- GOAL OF THE EXERCISE
The answer must consist of each line below that holds the word "person", copied as it stands.

Component data from apps and pages:
---------------

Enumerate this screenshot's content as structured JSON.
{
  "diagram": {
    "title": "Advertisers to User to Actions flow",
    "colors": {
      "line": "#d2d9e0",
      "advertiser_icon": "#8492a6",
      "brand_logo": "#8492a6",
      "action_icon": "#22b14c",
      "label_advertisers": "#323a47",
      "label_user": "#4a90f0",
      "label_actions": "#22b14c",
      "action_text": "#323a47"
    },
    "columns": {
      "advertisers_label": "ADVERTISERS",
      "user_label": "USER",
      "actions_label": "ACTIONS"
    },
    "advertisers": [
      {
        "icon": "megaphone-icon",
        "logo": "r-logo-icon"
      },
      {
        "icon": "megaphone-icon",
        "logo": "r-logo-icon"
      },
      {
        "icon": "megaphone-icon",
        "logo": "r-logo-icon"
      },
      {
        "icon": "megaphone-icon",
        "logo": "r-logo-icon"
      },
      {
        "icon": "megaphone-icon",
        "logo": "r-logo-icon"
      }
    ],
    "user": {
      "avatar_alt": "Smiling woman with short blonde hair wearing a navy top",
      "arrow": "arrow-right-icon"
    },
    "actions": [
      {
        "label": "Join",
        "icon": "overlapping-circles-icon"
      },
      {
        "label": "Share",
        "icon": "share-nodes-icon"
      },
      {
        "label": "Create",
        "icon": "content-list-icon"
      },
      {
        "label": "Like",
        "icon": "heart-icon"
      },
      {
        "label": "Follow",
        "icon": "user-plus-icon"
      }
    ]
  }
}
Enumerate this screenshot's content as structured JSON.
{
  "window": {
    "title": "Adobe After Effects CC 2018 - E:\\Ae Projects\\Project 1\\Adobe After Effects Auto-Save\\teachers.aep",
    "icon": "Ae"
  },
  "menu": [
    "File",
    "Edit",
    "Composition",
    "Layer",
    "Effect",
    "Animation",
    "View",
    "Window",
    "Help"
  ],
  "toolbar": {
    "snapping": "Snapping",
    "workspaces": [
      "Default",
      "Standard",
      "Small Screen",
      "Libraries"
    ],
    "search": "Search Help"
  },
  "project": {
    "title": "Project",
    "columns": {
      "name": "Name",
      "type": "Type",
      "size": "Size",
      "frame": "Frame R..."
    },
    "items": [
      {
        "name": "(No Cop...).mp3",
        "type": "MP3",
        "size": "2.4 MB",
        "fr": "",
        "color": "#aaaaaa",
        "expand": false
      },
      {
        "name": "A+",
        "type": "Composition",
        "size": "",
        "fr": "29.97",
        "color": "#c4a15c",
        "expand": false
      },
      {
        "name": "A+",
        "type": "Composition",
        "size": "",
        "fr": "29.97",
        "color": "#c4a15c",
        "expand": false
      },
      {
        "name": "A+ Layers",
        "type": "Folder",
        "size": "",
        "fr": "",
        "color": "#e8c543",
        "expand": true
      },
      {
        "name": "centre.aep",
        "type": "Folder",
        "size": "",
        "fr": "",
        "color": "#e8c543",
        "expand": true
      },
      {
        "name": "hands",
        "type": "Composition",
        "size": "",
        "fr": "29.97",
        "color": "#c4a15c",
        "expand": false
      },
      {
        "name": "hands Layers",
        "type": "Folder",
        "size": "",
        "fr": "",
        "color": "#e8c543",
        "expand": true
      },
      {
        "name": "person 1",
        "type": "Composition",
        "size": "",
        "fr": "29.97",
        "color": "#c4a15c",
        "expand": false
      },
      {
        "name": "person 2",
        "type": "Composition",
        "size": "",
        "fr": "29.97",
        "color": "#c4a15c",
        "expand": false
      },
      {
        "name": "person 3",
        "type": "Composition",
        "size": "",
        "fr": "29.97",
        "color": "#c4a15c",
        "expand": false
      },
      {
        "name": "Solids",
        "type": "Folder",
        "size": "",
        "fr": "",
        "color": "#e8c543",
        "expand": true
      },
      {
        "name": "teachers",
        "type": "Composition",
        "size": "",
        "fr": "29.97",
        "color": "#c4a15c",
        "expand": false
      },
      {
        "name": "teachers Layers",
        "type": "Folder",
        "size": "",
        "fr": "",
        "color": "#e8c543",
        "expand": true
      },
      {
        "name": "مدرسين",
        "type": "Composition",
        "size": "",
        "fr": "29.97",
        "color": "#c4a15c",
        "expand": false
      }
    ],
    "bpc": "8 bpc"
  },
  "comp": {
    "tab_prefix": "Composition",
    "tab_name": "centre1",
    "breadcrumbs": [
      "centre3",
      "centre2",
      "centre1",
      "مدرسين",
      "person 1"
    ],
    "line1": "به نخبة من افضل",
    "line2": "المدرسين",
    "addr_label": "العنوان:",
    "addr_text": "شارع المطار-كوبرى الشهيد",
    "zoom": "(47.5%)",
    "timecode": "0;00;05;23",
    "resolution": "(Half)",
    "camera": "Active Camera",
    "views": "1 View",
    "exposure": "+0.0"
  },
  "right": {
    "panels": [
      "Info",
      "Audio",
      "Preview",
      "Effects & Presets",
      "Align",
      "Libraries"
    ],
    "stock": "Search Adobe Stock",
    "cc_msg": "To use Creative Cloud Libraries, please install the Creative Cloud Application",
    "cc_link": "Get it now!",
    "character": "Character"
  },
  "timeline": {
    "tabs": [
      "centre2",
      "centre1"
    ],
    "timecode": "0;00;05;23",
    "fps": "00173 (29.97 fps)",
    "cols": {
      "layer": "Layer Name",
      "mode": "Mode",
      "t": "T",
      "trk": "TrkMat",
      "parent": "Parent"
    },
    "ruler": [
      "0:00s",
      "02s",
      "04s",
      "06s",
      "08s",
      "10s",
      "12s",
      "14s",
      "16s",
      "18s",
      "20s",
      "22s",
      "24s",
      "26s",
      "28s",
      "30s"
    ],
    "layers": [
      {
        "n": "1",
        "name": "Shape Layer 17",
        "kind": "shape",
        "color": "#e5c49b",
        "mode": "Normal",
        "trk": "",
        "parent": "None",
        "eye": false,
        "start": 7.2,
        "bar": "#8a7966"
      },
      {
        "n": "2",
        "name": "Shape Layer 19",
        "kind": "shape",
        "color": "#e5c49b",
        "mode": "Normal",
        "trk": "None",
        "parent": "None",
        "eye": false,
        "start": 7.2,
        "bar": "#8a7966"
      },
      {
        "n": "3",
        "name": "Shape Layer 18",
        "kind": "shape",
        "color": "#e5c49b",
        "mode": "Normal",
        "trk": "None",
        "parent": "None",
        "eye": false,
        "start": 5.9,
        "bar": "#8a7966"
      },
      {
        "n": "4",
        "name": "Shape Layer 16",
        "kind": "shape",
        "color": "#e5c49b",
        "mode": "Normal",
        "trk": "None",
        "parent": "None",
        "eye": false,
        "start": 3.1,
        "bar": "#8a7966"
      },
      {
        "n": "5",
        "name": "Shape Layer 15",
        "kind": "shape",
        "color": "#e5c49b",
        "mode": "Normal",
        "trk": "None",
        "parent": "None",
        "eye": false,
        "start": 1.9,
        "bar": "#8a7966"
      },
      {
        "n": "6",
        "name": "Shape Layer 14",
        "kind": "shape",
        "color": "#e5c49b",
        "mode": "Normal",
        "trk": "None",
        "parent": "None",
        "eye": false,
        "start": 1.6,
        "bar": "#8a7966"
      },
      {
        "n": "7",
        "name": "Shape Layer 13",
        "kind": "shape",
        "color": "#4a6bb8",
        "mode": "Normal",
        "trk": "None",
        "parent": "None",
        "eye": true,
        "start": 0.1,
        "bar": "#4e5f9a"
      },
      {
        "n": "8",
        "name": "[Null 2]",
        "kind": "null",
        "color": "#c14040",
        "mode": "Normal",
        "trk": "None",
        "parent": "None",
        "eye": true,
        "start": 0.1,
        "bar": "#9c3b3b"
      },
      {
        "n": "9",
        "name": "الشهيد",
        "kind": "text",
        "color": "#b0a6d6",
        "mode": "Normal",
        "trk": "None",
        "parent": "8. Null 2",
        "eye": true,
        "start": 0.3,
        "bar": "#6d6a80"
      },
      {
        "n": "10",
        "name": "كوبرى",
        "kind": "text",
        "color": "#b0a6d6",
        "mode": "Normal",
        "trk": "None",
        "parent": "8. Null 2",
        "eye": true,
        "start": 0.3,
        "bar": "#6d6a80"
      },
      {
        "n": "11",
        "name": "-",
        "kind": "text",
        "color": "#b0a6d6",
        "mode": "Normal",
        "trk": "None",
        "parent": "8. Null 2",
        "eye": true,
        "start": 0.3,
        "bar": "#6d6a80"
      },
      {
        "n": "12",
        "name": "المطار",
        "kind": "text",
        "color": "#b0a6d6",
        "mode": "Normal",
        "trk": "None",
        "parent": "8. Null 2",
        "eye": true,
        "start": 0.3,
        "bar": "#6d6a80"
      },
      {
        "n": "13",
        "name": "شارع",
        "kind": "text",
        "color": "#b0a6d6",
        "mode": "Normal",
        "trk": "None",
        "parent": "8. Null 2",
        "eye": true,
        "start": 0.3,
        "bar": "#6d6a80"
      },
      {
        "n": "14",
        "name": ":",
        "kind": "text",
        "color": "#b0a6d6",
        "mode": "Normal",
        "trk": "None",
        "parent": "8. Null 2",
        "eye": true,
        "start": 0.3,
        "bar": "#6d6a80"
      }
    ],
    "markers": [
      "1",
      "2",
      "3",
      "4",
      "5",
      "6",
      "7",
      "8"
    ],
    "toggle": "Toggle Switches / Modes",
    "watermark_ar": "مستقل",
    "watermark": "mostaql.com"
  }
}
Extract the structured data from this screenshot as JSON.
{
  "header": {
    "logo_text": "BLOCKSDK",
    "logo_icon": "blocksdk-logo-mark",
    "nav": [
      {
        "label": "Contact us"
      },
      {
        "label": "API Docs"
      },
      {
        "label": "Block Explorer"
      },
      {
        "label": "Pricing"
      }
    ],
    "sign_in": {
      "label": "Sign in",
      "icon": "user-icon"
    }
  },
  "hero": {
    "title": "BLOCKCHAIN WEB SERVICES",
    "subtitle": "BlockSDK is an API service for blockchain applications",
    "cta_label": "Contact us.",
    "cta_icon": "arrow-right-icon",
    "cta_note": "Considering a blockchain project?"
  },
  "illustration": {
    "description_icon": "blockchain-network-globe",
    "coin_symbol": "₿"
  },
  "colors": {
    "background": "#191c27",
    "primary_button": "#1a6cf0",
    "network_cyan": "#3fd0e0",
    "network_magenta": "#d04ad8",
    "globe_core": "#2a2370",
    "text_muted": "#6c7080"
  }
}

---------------

- WRITTEN REPLY
        "name": "person 1",
        "name": "person 2",
        "name": "person 3",
      "person 1"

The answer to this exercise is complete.